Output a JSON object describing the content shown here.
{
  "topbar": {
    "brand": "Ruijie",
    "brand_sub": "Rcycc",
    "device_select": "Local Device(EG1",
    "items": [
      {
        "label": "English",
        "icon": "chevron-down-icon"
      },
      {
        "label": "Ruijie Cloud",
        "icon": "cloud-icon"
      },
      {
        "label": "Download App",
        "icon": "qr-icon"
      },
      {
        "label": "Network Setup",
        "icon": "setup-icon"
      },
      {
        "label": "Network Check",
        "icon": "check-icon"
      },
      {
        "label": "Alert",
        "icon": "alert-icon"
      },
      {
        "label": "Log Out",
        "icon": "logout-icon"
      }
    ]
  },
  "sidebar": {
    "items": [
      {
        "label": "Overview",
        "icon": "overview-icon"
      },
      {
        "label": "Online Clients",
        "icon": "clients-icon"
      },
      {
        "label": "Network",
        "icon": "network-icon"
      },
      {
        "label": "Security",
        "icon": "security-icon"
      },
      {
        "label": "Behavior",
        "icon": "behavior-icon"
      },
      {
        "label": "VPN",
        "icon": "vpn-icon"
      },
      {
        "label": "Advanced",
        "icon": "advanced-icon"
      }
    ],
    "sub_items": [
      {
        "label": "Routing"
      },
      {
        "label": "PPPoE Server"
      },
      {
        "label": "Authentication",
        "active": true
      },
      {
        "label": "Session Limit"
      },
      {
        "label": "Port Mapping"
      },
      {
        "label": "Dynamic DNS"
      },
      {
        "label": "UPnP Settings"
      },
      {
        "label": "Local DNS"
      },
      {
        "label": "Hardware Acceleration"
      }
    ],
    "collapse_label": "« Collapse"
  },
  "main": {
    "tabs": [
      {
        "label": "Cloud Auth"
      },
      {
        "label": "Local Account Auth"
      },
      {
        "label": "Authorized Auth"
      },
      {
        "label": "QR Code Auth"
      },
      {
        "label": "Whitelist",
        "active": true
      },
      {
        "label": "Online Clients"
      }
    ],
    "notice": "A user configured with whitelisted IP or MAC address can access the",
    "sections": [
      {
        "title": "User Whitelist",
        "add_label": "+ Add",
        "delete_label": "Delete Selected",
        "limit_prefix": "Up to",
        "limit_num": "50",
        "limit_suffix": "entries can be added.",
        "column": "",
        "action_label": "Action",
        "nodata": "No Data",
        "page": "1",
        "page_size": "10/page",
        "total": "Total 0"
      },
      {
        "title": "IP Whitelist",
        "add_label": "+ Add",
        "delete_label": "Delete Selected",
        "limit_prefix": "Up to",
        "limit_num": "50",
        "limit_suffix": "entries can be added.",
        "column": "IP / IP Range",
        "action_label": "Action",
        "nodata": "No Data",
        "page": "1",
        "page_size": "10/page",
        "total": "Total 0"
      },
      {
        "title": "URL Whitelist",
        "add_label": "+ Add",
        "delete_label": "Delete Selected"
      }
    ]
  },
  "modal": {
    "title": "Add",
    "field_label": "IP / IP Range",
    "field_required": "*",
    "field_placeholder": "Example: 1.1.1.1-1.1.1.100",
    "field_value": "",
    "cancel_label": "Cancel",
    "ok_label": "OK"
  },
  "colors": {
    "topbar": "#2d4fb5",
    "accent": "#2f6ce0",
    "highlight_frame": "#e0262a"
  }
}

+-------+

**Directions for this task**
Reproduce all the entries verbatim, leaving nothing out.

**Task output**
Output a JSON object describing the content shown here.
{
  "topbar": {
    "brand": "Ruijie",
    "brand_sub": "Rcycc",
    "device_select": "Local Device(EG1",
    "items": [
      {
        "label": "English",
        "icon": "chevron-down-icon"
      },
      {
        "label": "Ruijie Cloud",
        "icon": "cloud-icon"
      },
      {
        "label": "Download App",
        "icon": "qr-icon"
      },
      {
        "label": "Network Setup",
        "icon": "setup-icon"
      },
      {
        "label": "Network Check",
        "icon": "check-icon"
      },
      {
        "label": "Alert",
        "icon": "alert-icon"
      },
      {
        "label": "Log Out",
        "icon": "logout-icon"
      }
    ]
  },
  "sidebar": {
    "items": [
      {
        "label": "Overview",
        "icon": "overview-icon"
      },
      {
        "label": "Online Clients",
        "icon": "clients-icon"
      },
      {
        "label": "Network",
        "icon": "network-icon"
      },
      {
        "label": "Security",
        "icon": "security-icon"
      },
      {
        "label": "Behavior",
        "icon": "behavior-icon"
      },
      {
        "label": "VPN",
        "icon": "vpn-icon"
      },
      {
        "label": "Advanced",
        "icon": "advanced-icon"
      }
    ],
    "sub_items": [
      {
        "label": "Routing"
      },
      {
        "label": "PPPoE Server"
      },
      {
        "label": "Authentication",
        "active": true
      },
      {
        "label": "Session Limit"
      },
      {
        "label": "Port Mapping"
      },
      {
        "label": "Dynamic DNS"
      },
      {
        "label": "UPnP Settings"
      },
      {
        "label": "Local DNS"
      },
      {
        "label": "Hardware Acceleration"
      }
    ],
    "collapse_label": "« Collapse"
  },
  "main": {
    "tabs": [
      {
        "label": "Cloud Auth"
      },
      {
        "label": "Local Account Auth"
      },
      {
        "label": "Authorized Auth"
      },
      {
        "label": "QR Code Auth"
      },
      {
        "label": "Whitelist",
        "active": true
      },
      {
        "label": "Online Clients"
      }
    ],
    "notice": "A user configured with whitelisted IP or MAC address can access the",
    "sections": [
      {
        "title": "User Whitelist",
        "add_label": "+ Add",
        "delete_label": "Delete Selected",
        "limit_prefix": "Up to",
        "limit_num": "50",
        "limit_suffix": "entries can be added.",
        "column": "",
        "action_label": "Action",
        "nodata": "No Data",
        "page": "1",
        "page_size": "10/page",
        "total": "Total 0"
      },
      {
        "title": "IP Whitelist",
        "add_label": "+ Add",
        "delete_label": "Delete Selected",
        "limit_prefix": "Up to",
        "limit_num": "50",
        "limit_suffix": "entries can be added.",
        "column": "IP / IP Range",
        "action_label": "Action",
        "nodata": "No Data",
        "page": "1",
        "page_size": "10/page",
        "total": "Total 0"
      },
      {
        "title": "URL Whitelist",
        "add_label": "+ Add",
        "delete_label": "Delete Selected"
      }
    ]
  },
  "modal": {
    "title": "Add",
    "field_label": "IP / IP Range",
    "field_required": "*",
    "field_placeholder": "Example: 1.1.1.1-1.1.1.100",
    "field_value": "",
    "cancel_label": "Cancel",
    "ok_label": "OK"
  },
  "colors": {
    "topbar": "#2d4fb5",
    "accent": "#2f6ce0",
    "highlight_frame": "#e0262a"
  }
}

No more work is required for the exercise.